  • Support the integration of cybersecurity into future development programming should include multi-stakeholder engagement and fostering issue-based coalitions as instruments to forge partnerships, beef-up capacities and identify resources.

These topics are also very pertinent to the United Nations system given its mandate to promote peace and security, human rights and development. In this light, the UN can help to:

1. Raise awareness on the relevance of the issue to policy and decision makers at a high-level meeting, including UN gatherings

2. Facilitate the development of local networks of experts to provide technical expertise and advice on the issues based on local contexts and needs, on a demand-driven basis

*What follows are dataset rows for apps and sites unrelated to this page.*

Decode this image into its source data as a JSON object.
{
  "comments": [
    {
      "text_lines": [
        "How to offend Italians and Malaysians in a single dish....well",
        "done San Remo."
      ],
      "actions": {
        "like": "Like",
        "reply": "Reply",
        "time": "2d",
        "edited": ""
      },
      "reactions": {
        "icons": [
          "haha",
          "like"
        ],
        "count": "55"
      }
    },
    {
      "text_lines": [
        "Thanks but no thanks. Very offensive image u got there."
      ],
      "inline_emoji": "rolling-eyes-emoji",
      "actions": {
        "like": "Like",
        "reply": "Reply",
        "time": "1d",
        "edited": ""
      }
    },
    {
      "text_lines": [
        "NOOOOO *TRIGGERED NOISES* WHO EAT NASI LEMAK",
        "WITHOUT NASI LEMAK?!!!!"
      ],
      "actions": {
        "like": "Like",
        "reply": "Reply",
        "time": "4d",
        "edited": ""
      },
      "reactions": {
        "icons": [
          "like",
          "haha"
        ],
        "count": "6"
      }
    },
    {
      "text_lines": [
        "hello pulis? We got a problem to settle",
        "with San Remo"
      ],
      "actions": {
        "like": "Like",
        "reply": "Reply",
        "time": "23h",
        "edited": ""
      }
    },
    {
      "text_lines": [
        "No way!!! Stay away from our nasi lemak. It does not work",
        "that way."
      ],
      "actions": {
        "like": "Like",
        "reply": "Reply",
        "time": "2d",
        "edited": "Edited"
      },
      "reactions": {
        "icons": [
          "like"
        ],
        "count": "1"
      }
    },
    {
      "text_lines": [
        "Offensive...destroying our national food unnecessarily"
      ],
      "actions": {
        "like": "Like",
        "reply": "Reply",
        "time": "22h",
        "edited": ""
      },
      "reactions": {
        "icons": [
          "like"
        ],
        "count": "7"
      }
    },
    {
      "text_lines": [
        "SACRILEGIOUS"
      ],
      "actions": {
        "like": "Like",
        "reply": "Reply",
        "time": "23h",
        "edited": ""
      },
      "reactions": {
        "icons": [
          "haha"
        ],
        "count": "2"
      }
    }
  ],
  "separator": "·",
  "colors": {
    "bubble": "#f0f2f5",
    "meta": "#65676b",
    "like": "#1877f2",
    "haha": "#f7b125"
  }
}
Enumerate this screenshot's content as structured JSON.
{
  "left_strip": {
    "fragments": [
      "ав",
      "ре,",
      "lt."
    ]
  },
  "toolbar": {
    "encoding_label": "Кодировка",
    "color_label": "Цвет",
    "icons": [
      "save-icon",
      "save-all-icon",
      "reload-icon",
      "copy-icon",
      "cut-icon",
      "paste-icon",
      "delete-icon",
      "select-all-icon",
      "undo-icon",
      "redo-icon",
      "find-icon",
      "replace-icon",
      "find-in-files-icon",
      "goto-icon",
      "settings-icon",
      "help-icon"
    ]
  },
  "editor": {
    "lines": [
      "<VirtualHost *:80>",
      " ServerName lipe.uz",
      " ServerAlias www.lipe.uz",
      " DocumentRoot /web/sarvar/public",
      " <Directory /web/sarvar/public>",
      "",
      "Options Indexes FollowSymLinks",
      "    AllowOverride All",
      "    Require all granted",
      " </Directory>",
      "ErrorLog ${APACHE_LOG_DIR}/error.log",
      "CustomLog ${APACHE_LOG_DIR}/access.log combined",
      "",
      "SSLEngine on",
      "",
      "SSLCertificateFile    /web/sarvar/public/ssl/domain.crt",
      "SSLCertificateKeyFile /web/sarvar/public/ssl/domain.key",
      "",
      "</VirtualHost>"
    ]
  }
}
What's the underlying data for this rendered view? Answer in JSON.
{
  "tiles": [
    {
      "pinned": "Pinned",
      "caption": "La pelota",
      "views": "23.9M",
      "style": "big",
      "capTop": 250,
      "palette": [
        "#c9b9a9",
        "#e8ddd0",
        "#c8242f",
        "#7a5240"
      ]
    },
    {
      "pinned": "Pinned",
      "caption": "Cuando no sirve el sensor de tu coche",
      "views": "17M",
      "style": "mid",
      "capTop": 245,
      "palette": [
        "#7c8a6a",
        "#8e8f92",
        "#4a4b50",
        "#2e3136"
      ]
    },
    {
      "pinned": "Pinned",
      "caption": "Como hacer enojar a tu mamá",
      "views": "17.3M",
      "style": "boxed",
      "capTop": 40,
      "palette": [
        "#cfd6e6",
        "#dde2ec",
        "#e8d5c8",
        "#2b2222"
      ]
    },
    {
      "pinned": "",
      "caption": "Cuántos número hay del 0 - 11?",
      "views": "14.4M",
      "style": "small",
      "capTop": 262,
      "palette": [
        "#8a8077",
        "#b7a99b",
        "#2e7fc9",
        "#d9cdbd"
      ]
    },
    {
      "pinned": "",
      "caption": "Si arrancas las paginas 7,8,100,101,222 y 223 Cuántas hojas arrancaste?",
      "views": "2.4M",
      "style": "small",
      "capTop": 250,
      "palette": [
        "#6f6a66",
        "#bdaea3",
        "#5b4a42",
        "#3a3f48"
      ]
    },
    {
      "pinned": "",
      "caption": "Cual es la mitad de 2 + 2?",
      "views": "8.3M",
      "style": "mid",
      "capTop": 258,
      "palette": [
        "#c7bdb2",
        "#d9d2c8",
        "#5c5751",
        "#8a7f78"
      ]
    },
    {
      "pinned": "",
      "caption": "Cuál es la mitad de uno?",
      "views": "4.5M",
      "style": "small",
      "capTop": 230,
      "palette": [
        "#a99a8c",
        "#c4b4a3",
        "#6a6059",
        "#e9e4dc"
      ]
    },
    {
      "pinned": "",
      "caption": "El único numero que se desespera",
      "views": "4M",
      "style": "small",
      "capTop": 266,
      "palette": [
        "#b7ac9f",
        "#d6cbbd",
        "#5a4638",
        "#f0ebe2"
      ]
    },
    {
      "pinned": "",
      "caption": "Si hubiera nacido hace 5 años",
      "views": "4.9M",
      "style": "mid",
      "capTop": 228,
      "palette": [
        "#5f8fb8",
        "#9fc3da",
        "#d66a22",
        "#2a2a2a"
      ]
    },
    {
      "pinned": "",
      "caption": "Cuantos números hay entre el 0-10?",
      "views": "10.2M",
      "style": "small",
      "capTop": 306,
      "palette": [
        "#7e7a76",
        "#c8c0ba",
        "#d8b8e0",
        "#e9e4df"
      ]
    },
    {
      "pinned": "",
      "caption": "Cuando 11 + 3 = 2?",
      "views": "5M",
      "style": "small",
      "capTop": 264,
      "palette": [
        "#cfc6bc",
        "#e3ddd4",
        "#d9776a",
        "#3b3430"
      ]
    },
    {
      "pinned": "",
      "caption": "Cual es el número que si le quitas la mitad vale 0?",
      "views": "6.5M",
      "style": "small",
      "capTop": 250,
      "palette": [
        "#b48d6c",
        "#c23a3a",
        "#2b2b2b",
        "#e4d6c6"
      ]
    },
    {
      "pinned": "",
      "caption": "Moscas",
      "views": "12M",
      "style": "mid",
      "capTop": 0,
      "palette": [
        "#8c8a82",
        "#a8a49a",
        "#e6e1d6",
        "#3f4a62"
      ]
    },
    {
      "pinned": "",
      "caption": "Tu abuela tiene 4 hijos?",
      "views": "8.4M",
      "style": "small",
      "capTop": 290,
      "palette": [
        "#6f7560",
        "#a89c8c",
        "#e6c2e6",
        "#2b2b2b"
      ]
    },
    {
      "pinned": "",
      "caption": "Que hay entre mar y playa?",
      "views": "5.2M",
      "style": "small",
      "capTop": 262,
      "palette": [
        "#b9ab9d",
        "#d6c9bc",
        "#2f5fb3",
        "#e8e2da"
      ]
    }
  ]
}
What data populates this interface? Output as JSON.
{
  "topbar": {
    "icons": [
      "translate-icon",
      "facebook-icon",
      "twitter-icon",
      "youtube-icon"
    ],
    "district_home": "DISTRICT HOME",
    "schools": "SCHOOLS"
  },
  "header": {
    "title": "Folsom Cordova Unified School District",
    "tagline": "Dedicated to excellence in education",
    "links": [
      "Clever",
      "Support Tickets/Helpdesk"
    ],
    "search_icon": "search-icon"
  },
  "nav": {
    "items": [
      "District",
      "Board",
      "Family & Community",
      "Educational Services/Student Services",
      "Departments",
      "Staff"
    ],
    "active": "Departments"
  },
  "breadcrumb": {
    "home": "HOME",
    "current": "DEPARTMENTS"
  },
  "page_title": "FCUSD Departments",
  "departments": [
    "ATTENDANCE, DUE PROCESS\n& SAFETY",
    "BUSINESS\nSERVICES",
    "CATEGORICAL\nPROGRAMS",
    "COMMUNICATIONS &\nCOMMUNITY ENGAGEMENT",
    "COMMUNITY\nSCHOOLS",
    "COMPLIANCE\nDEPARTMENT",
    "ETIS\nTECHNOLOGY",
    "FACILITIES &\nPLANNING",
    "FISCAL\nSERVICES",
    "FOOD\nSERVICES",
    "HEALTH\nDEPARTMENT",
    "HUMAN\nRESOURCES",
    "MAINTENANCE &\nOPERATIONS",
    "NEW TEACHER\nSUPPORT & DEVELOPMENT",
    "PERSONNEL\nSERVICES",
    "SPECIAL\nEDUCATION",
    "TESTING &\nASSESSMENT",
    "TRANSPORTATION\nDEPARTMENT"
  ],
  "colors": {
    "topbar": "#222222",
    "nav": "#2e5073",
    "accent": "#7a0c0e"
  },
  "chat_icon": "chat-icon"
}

3. Create communities of practice on cybersecurity and development, as well as the sharing of comparative case studies and compilations of successes and failures.


This is also directly related to the Connect 2020 resolution which supports the Busan Declaration and shares its values and visions. In particular, Goal 3 of that resolution called to “manage challenges resulting from the telecommunication/ICT development” and called for cybersecurity readiness to be improved by 40% by 2020.

Topic 3 advocates the best way for the UN System to achieve this objective. Accordingly, UNDP promotes internal coherence and coordination within the UN System at the country level for mainstreaming cybersecurity into development programming and avoiding any duplication of efforts. To reach this goal, UNDP supports:

1. Having the HLCM and HLCP, in consultation with existing mechanisms such as the United Nations Group on the Information Society (UNGIS) to appoint a lead agency or agencies to coordinate this effort on a rotating basis

2. Having the High-Level Committees promote cybersecurity programming with the support of a small technical team that could advise on relevant policies and processes within the UN system.

These simple measures should ensure that the UN system achieves its goals on cybersecurity and combating cybercrime in a timely and cost-efficient manner.

All in all, UNDP endorses the paper and its associated action plan.